But the Lord has given me three things, I think, I can honestly share with you about my journey:
1) First, as difficult as it has been, as alone as I have felt, it is absolutely true that He has given me the strength I needed at the moment I needed it. He has rescued me even as I have tried to scale the walls to desert Him, and He has drawn me back within the walls of the City of Hope. When He has given me more than I could bear, He has shouldered it with me and kept me from falling. In the moments when I felt I had nothing else, He has given me Himself and it has always been enough.
2) Second, He has blessed my child with a knowledge and closeness with Him that I had never seen in a child before. The suffering she has gone through, that I would have done almost anything to prevent, has opened her heart and mind to Him in remarkable ways.

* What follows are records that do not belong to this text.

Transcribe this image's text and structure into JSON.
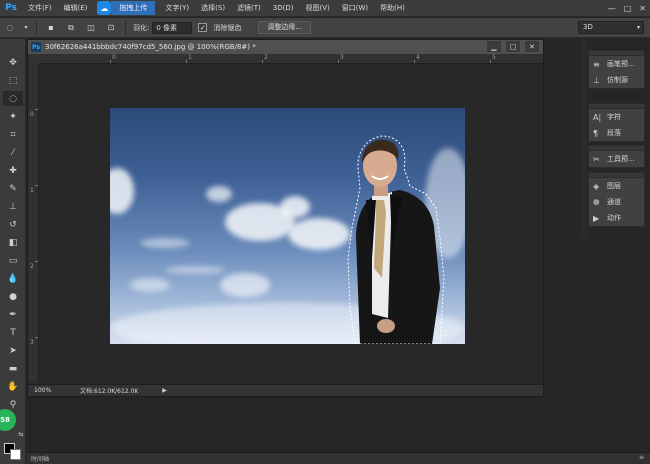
{
  "menubar": {
    "logo": "Ps",
    "items_left": [
      "文件(F)",
      "编辑(E)"
    ],
    "upload_label": "拖拽上传",
    "items_right": [
      "文字(Y)",
      "选择(S)",
      "滤镜(T)",
      "3D(D)",
      "视图(V)",
      "窗口(W)",
      "帮助(H)"
    ],
    "window_controls": [
      "—",
      "□",
      "✕"
    ]
  },
  "options_bar": {
    "feather_label": "羽化:",
    "feather_value": "0 像素",
    "antialias_label": "消除锯齿",
    "refine_edge_button": "调整边缘...",
    "workspace": "3D"
  },
  "document": {
    "title": "30f62626a441bbbdc740f97cd5_560.jpg @ 100%(RGB/8#) *",
    "zoom": "100%",
    "doc_info": "文档:612.0K/612.0K",
    "ruler_h_numbers": [
      "0",
      "1",
      "2",
      "3",
      "4",
      "5"
    ],
    "ruler_v_numbers": [
      "0",
      "1",
      "2",
      "3"
    ]
  },
  "panels": {
    "group1": [
      {
        "icon": "brush-preset-icon",
        "label": "画笔预..."
      },
      {
        "icon": "clone-source-icon",
        "label": "仿制源"
      }
    ],
    "group2": [
      {
        "icon": "character-icon",
        "label": "字符"
      },
      {
        "icon": "paragraph-icon",
        "label": "段落"
      }
    ],
    "group3": [
      {
        "icon": "tool-presets-icon",
        "label": "工具预..."
      }
    ],
    "group4": [
      {
        "icon": "layers-icon",
        "label": "图层"
      },
      {
        "icon": "channels-icon",
        "label": "通道"
      },
      {
        "icon": "actions-icon",
        "label": "动作"
      }
    ]
  },
  "bottom_bar": {
    "left_label": "时间轴",
    "right_label": "≡"
  },
  "badge": "58"
}
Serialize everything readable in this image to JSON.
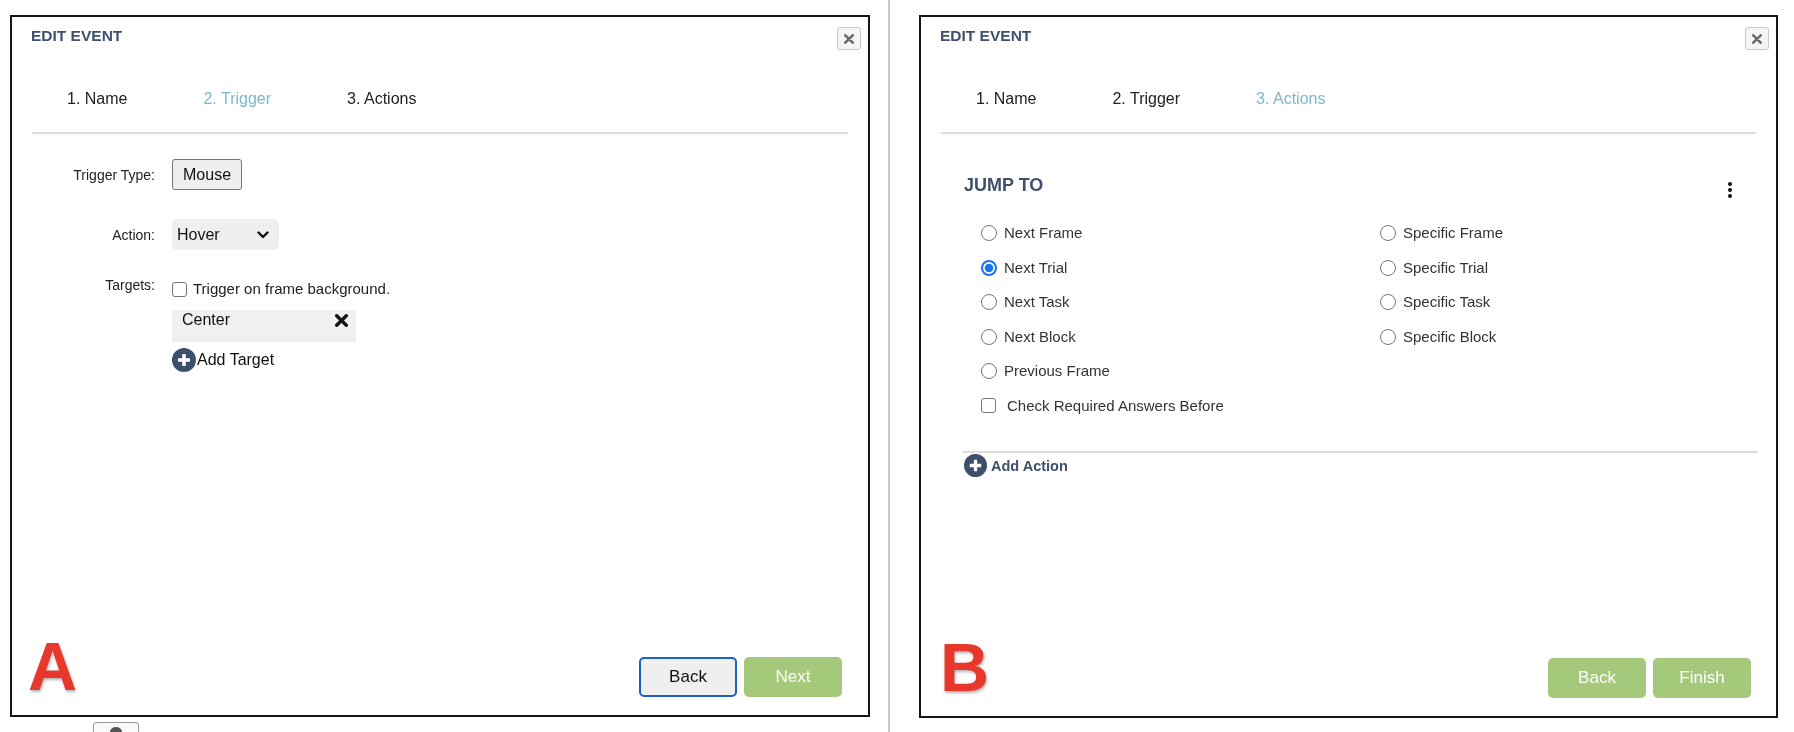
{
  "panels": [
    {
      "kind": "trigger",
      "title": "EDIT EVENT",
      "tabs": [
        {
          "label": "1. Name",
          "selected": false
        },
        {
          "label": "2. Trigger",
          "selected": true
        },
        {
          "label": "3. Actions",
          "selected": false
        }
      ],
      "trigger_type": {
        "label": "Trigger Type:",
        "value": "Mouse"
      },
      "action": {
        "label": "Action:",
        "value": "Hover"
      },
      "targets": {
        "label": "Targets:",
        "background": {
          "label": "Trigger on frame background.",
          "checked": false
        },
        "items": [
          "Center"
        ],
        "add_label": "Add Target"
      },
      "figure_label": "A",
      "buttons": [
        {
          "label": "Back",
          "kind": "secondary",
          "focused": true
        },
        {
          "label": "Next",
          "kind": "primary",
          "focused": false
        }
      ]
    },
    {
      "kind": "actions",
      "title": "EDIT EVENT",
      "tabs": [
        {
          "label": "1. Name",
          "selected": false
        },
        {
          "label": "2. Trigger",
          "selected": false
        },
        {
          "label": "3. Actions",
          "selected": true
        }
      ],
      "section": {
        "heading": "JUMP TO",
        "options": [
          {
            "label": "Next Frame",
            "selected": false
          },
          {
            "label": "Next Trial",
            "selected": true
          },
          {
            "label": "Next Task",
            "selected": false
          },
          {
            "label": "Next Block",
            "selected": false
          },
          {
            "label": "Previous Frame",
            "selected": false
          },
          {
            "label": "Specific Frame",
            "selected": false
          },
          {
            "label": "Specific Trial",
            "selected": false
          },
          {
            "label": "Specific Task",
            "selected": false
          },
          {
            "label": "Specific Block",
            "selected": false
          }
        ],
        "required_check": {
          "label": "Check Required Answers Before",
          "checked": false
        },
        "add_label": "Add Action"
      },
      "figure_label": "B",
      "buttons": [
        {
          "label": "Back",
          "kind": "primary",
          "focused": false
        },
        {
          "label": "Finish",
          "kind": "primary",
          "focused": false
        }
      ]
    }
  ]
}
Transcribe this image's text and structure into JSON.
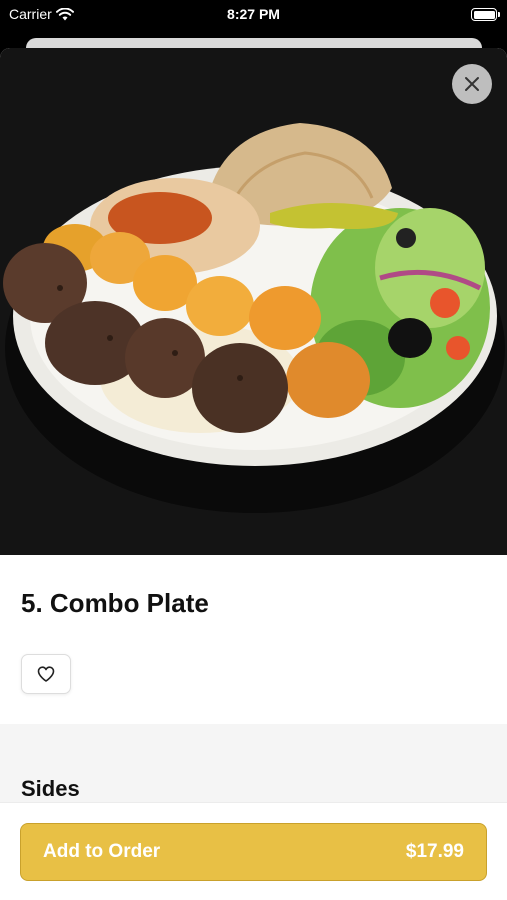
{
  "status_bar": {
    "carrier": "Carrier",
    "time": "8:27 PM",
    "icons": [
      "wifi-icon",
      "battery-icon"
    ]
  },
  "item": {
    "name": "5. Combo Plate",
    "image": "combo-plate-photo",
    "favorite_icon": "heart-icon",
    "close_icon": "close-icon"
  },
  "sections": {
    "sides_heading": "Sides"
  },
  "footer": {
    "add_label": "Add to Order",
    "price": "$17.99"
  },
  "colors": {
    "accent": "#E8C045",
    "background": "#FFFFFF",
    "section_bg": "#F5F5F5"
  }
}
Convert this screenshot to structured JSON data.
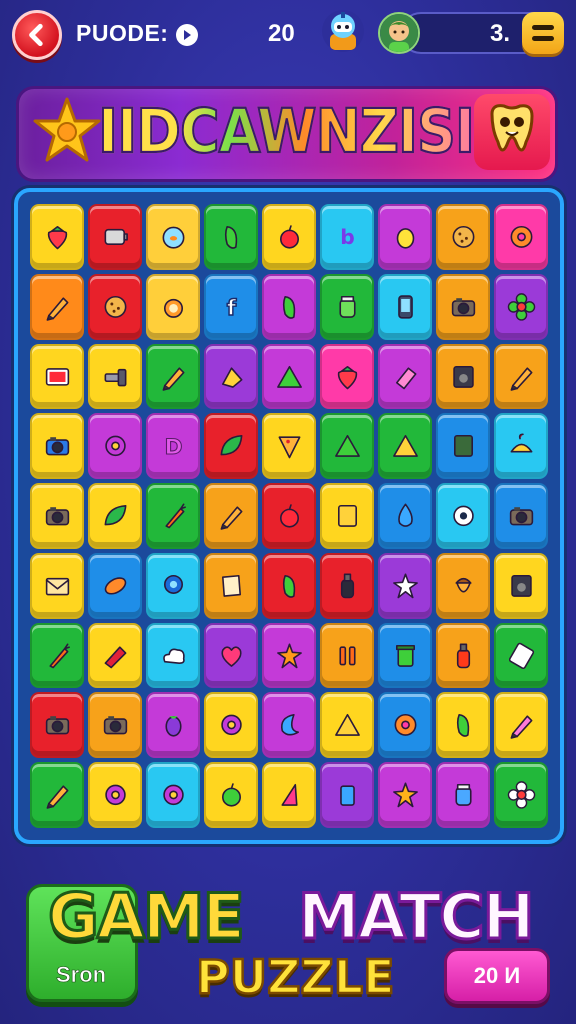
{
  "header": {
    "back_icon": "chevron-left-icon",
    "mode_label": "PUODE:",
    "info_icon": "play-circle-icon",
    "moves_value": "20",
    "score_value": "3.",
    "menu_icon": "menu-icon"
  },
  "banner": {
    "title": "IIDCAWNZISI",
    "left_icon": "star-face-icon",
    "right_icon": "tooth-face-icon"
  },
  "board": {
    "rows": 9,
    "cols": 9,
    "tiles": [
      [
        "#ffd61f",
        "strawberry"
      ],
      [
        "#e8212b",
        "battery"
      ],
      [
        "#ffcf3a",
        "fish-bowl"
      ],
      [
        "#22b83a",
        "pickle"
      ],
      [
        "#ffd61f",
        "apple"
      ],
      [
        "#29c8f2",
        "letter-b"
      ],
      [
        "#c43ad8",
        "lemon"
      ],
      [
        "#f7a21a",
        "cookie"
      ],
      [
        "#ff3aa8",
        "donut"
      ],
      [
        "#ff8a1a",
        "pencil-line"
      ],
      [
        "#e8212b",
        "cookie"
      ],
      [
        "#ffcf3a",
        "orange-slice"
      ],
      [
        "#1f8ee8",
        "letter-f"
      ],
      [
        "#c43ad8",
        "pepper"
      ],
      [
        "#22b83a",
        "jar"
      ],
      [
        "#29c8f2",
        "phone"
      ],
      [
        "#f7a21a",
        "camera"
      ],
      [
        "#9b3ad8",
        "flower"
      ],
      [
        "#ffd61f",
        "tv"
      ],
      [
        "#ffd61f",
        "tool"
      ],
      [
        "#22b83a",
        "pencil"
      ],
      [
        "#9b3ad8",
        "cheese"
      ],
      [
        "#c43ad8",
        "triangle"
      ],
      [
        "#ff3aa8",
        "strawberry"
      ],
      [
        "#c43ad8",
        "eraser"
      ],
      [
        "#f7a21a",
        "speaker"
      ],
      [
        "#f7a21a",
        "pencil"
      ],
      [
        "#ffd61f",
        "camera-blue"
      ],
      [
        "#c43ad8",
        "ring"
      ],
      [
        "#c43ad8",
        "letter-d"
      ],
      [
        "#e8212b",
        "leaf"
      ],
      [
        "#ffd61f",
        "pizza"
      ],
      [
        "#22b83a",
        "triangle"
      ],
      [
        "#22b83a",
        "triangle-gold"
      ],
      [
        "#1f8ee8",
        "box"
      ],
      [
        "#29c8f2",
        "cake"
      ],
      [
        "#ffd61f",
        "camera"
      ],
      [
        "#ffd61f",
        "leaf"
      ],
      [
        "#22b83a",
        "carrot"
      ],
      [
        "#f7a21a",
        "pencil"
      ],
      [
        "#e8212b",
        "apple"
      ],
      [
        "#ffd61f",
        "note"
      ],
      [
        "#1f8ee8",
        "drop"
      ],
      [
        "#29c8f2",
        "eye"
      ],
      [
        "#1f8ee8",
        "camera"
      ],
      [
        "#ffd61f",
        "envelope"
      ],
      [
        "#1f8ee8",
        "bread"
      ],
      [
        "#29c8f2",
        "webcam"
      ],
      [
        "#f7a21a",
        "paper"
      ],
      [
        "#e8212b",
        "pepper"
      ],
      [
        "#e8212b",
        "bottle"
      ],
      [
        "#9b3ad8",
        "star-burst"
      ],
      [
        "#f7a21a",
        "acorn"
      ],
      [
        "#ffd61f",
        "radio"
      ],
      [
        "#22b83a",
        "carrot"
      ],
      [
        "#ffd61f",
        "marker"
      ],
      [
        "#29c8f2",
        "cloud"
      ],
      [
        "#9b3ad8",
        "heart"
      ],
      [
        "#c43ad8",
        "burst"
      ],
      [
        "#f7a21a",
        "pause"
      ],
      [
        "#1f8ee8",
        "trash"
      ],
      [
        "#f7a21a",
        "bottle-red"
      ],
      [
        "#22b83a",
        "note-lines"
      ],
      [
        "#e8212b",
        "camera"
      ],
      [
        "#f7a21a",
        "camera"
      ],
      [
        "#c43ad8",
        "eggplant"
      ],
      [
        "#ffd61f",
        "ring"
      ],
      [
        "#c43ad8",
        "moon"
      ],
      [
        "#ffd61f",
        "triangle-gold"
      ],
      [
        "#1f8ee8",
        "donut"
      ],
      [
        "#ffd61f",
        "pepper"
      ],
      [
        "#ffd61f",
        "pencil-pink"
      ],
      [
        "#22b83a",
        "pencil"
      ],
      [
        "#ffd61f",
        "ring"
      ],
      [
        "#29c8f2",
        "ring"
      ],
      [
        "#ffd61f",
        "apple-green"
      ],
      [
        "#ffd61f",
        "sail"
      ],
      [
        "#9b3ad8",
        "cup"
      ],
      [
        "#c43ad8",
        "star"
      ],
      [
        "#c43ad8",
        "jar-blue"
      ],
      [
        "#22b83a",
        "flower-white"
      ]
    ]
  },
  "footer": {
    "start_label": "Sron",
    "title_game": "GAME",
    "title_match": "MATCH",
    "title_puzzle": "PUZZLE",
    "timer_label": "20 И"
  }
}
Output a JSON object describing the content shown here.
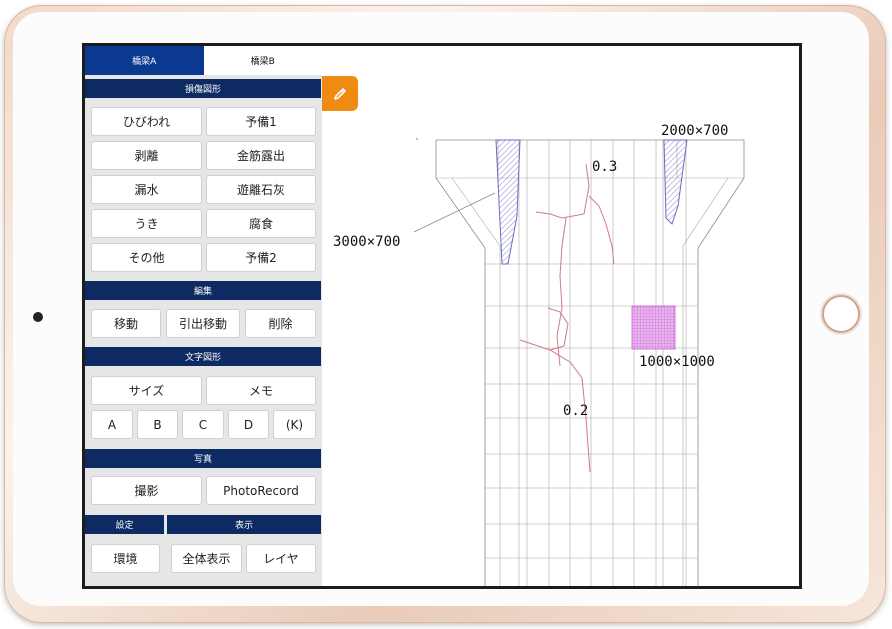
{
  "tabs": [
    {
      "label": "橋梁A",
      "active": true
    },
    {
      "label": "橋梁B",
      "active": false
    }
  ],
  "sections": {
    "damage": "損傷図形",
    "edit": "編集",
    "text_shapes": "文字図形",
    "photo": "写真",
    "settings": "設定",
    "display": "表示"
  },
  "damage_buttons": [
    "ひびわれ",
    "予備1",
    "剥離",
    "金筋露出",
    "漏水",
    "遊離石灰",
    "うき",
    "腐食",
    "その他",
    "予備2"
  ],
  "edit_buttons": [
    "移動",
    "引出移動",
    "削除"
  ],
  "text_buttons": {
    "size": "サイズ",
    "memo": "メモ",
    "letters": [
      "A",
      "B",
      "C",
      "D",
      "(K)"
    ]
  },
  "photo_buttons": [
    "撮影",
    "PhotoRecord"
  ],
  "settings_buttons": [
    "環境",
    "全体表示",
    "レイヤ"
  ],
  "tool_icon": "pencil-icon",
  "drawing_labels": {
    "left_hatch": "3000×700",
    "right_hatch": "2000×700",
    "crack_top": "0.3",
    "patch": "1000×1000",
    "crack_bottom": "0.2"
  },
  "colors": {
    "tab_active": "#0b3990",
    "section_header": "#0d2a62",
    "tool_button": "#ef8a13",
    "hatch": "#6a6ac0",
    "crack": "#d07a86",
    "patch": "#d070d8"
  }
}
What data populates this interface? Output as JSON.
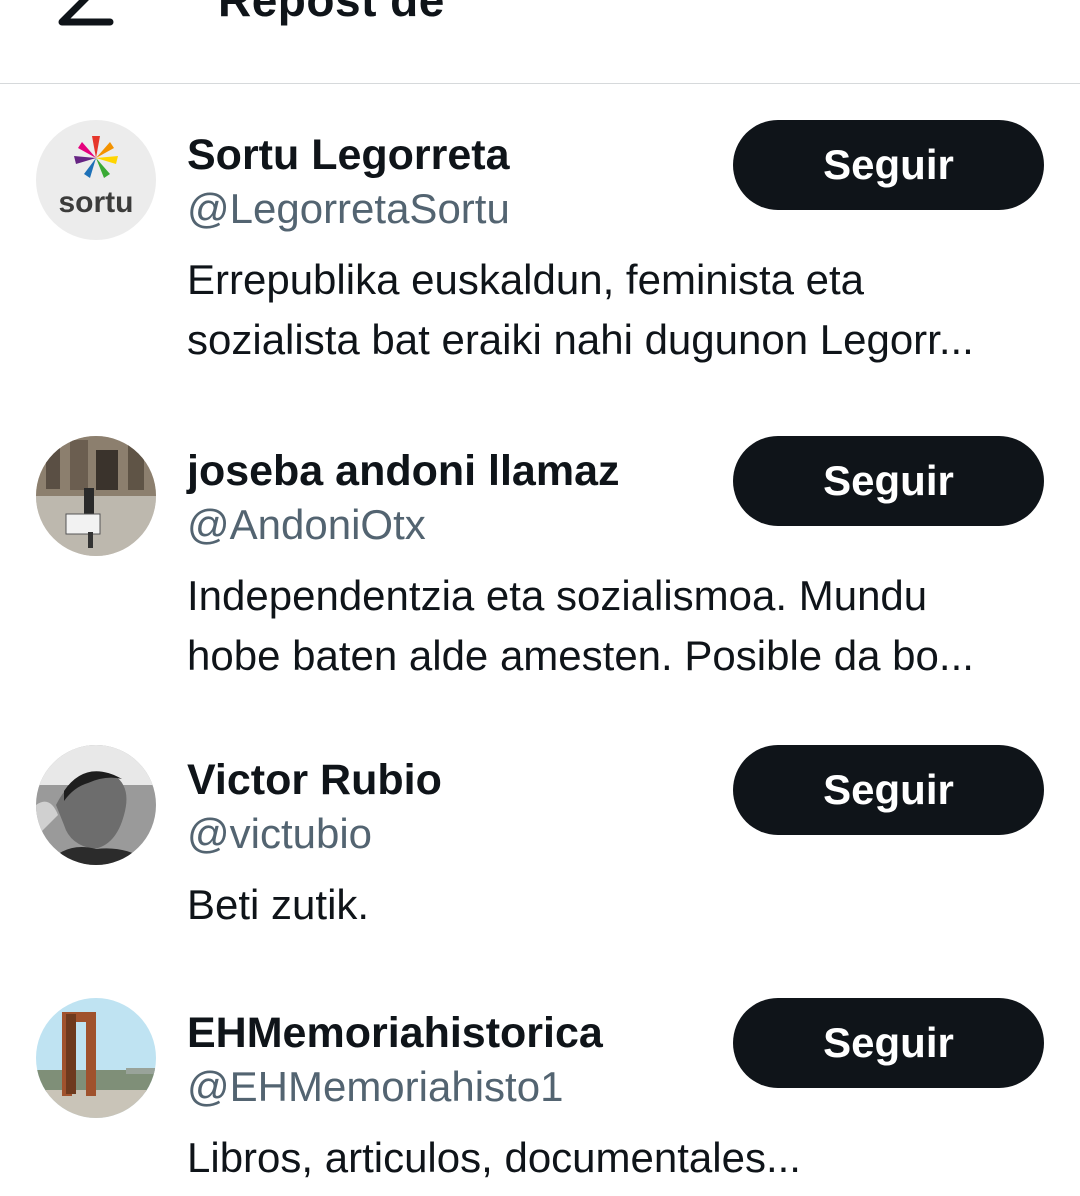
{
  "header": {
    "back_icon": "arrow-left-icon",
    "title": "Repost de"
  },
  "users": [
    {
      "avatar": "sortu-logo-avatar",
      "avatar_text": "sortu",
      "name": "Sortu Legorreta",
      "handle": "@LegorretaSortu",
      "bio_lines": [
        "Errepublika euskaldun, feminista eta",
        "sozialista bat eraiki nahi dugunon Legorr..."
      ],
      "follow_label": "Seguir"
    },
    {
      "avatar": "street-photo-avatar",
      "name": "joseba andoni llamaz",
      "handle": "@AndoniOtx",
      "bio_lines": [
        "Independentzia eta sozialismoa. Mundu",
        "hobe baten alde amesten. Posible da bo..."
      ],
      "follow_label": "Seguir"
    },
    {
      "avatar": "bw-portrait-avatar",
      "name": "Victor Rubio",
      "handle": "@victubio",
      "bio_lines": [
        "Beti zutik."
      ],
      "follow_label": "Seguir"
    },
    {
      "avatar": "monument-avatar",
      "name": "EHMemoriahistorica",
      "handle": "@EHMemoriahisto1",
      "bio_lines": [
        "Libros, articulos, documentales..."
      ],
      "follow_label": "Seguir"
    }
  ],
  "colors": {
    "text": "#0f1419",
    "secondary": "#536471",
    "button": "#0f1419",
    "divider": "#d6d9db"
  }
}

Just this week, when I was too tired and lost spiritually to comfort my little one, she snuggled close to me and took up the words I had sung so often to her in the night, “All things bright and beautiful, all creatures great and small, all things wise and wonderful, the Lord God made them all…” I don’t know what the Lord has planned for your little one, but I know that He cares for the weak and the broken among us with a tenderness that we can hardly comprehend. And though you may have difficulties you can’t imagine, it is just as true that He will bless you both through this in ways you can’t imagine.
3) Third, I will share what He has been teaching me even today: you are insufficient. To the extent that you are helpless, He is not surprised by this, nor is it out of His plan. By all means, work to help your child with all your being, use every angle, every contact, every advance of modern medicine to fight on his behalf. But remember that in the end, you are dependent on Him, and He does not expect you to do His job. You are off the hook, friend. You do not have to bear guilt and shame if your child’s needs go unmet. “Cast your cares upon Him, for He cares for you.” Cling to Him, and embrace your helplessness before His throne of grace. And He will work this helplessness too for your good and the good of your precious child.
My family has been praying for you and Caleb, Desiré, and we’ll continue to do so over the coming months. And for you women who are struggling like her (and me!) to meet your child’s needs, I pray for you, too, that the Lord will grant you faith and wisdom and healing.
To read more of the blog posts a few of our friends have written for Caleb and his family, see When You Rise’s The Bravery of Caleb, Hive Resources’ Between a Rock and a Hard Place, Celebrate Every Day with Me’s When You Have to Walk by Faith, and To Show Them Jesus’s For When a Loved One is Sick.